▶ What is being asked:
Even if the data beneath seems repetitive, write it all out again exactly.

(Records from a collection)
· · · ·

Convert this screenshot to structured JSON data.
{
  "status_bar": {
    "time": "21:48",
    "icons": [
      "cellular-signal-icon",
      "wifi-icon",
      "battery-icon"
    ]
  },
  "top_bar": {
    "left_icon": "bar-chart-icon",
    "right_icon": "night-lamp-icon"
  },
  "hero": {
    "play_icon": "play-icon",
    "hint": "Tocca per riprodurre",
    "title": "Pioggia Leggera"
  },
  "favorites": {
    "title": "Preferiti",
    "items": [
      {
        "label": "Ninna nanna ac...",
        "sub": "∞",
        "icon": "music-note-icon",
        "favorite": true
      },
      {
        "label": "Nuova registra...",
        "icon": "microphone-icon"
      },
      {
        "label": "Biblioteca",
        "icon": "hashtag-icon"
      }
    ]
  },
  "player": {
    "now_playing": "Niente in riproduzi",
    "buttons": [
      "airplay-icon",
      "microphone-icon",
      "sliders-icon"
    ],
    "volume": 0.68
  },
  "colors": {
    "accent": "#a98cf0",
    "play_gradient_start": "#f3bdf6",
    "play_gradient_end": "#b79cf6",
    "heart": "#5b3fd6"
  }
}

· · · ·

▶ Completed exercise:
Convert this screenshot to structured JSON data.
{
  "status_bar": {
    "time": "21:48",
    "icons": [
      "cellular-signal-icon",
      "wifi-icon",
      "battery-icon"
    ]
  },
  "top_bar": {
    "left_icon": "bar-chart-icon",
    "right_icon": "night-lamp-icon"
  },
  "hero": {
    "play_icon": "play-icon",
    "hint": "Tocca per riprodurre",
    "title": "Pioggia Leggera"
  },
  "favorites": {
    "title": "Preferiti",
    "items": [
      {
        "label": "Ninna nanna ac...",
        "sub": "∞",
        "icon": "music-note-icon",
        "favorite": true
      },
      {
        "label": "Nuova registra...",
        "icon": "microphone-icon"
      },
      {
        "label": "Biblioteca",
        "icon": "hashtag-icon"
      }
    ]
  },
  "player": {
    "now_playing": "Niente in riproduzi",
    "buttons": [
      "airplay-icon",
      "microphone-icon",
      "sliders-icon"
    ],
    "volume": 0.68
  },
  "colors": {
    "accent": "#a98cf0",
    "play_gradient_start": "#f3bdf6",
    "play_gradient_end": "#b79cf6",
    "heart": "#5b3fd6"
  }
}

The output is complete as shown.